Title: Linnaisten Vihreä Kamari
Director: Valentin Vaala
Country of Origin: Finland
Screening format: DVD
First viewing? no
Linnaisten Vihreä Kamari is the anti-Vaala film in some ways. Vaala, who so often imbues his films with light (even the ones that take place at night, e.g. Ihmiset Suviyössä, are set in the summer when it is basically never dark), instead let’s the darkness play around a bit here. A little bit horror, a little bit romance, almost every bit gothic. What’s in a name? To the Littow family, quite a bit apparently, even though it may not even be there’s to begin with. Snooty relatives and con artists all vying for a piece of the action when it comes to the beautiful Littow girls and their even more beautiful inheritance.

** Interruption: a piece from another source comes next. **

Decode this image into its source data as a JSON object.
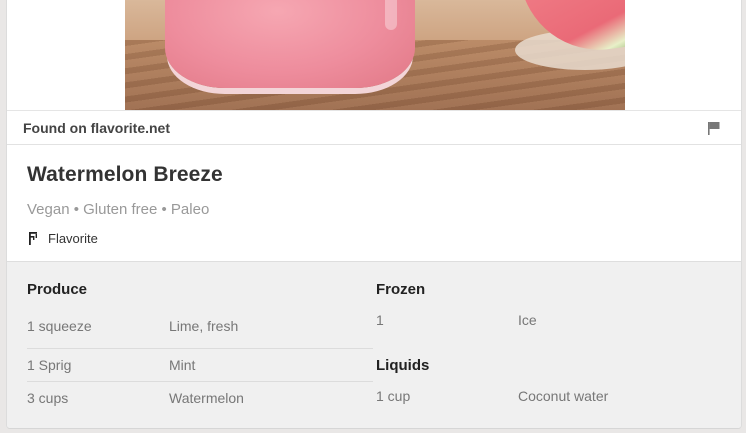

Regina Linnanheimo plays the perpetually heartbroken yet surprisingly understated elder sister Anna while Rauli Tuomi portrays the commoner-cum-nobleman architect. Vaala’s historical melodrama (based on a novel by Zachris Topelius) is, at times, dripping with so much “old dark house” atmosphere one half expects to find Catherine Morland reading by the fireside and yet the daytime scenes are lighthearted and playful. Linnaisten Vihreä Kamari can turn on a dime. And boy does it turn often. Every time one plot point seems to be tied up, a new one emerges. It’s the gift that keeps on giving—or the story that never ends—depending on your personal outlook on Finnish melodrama (I tend toward the former).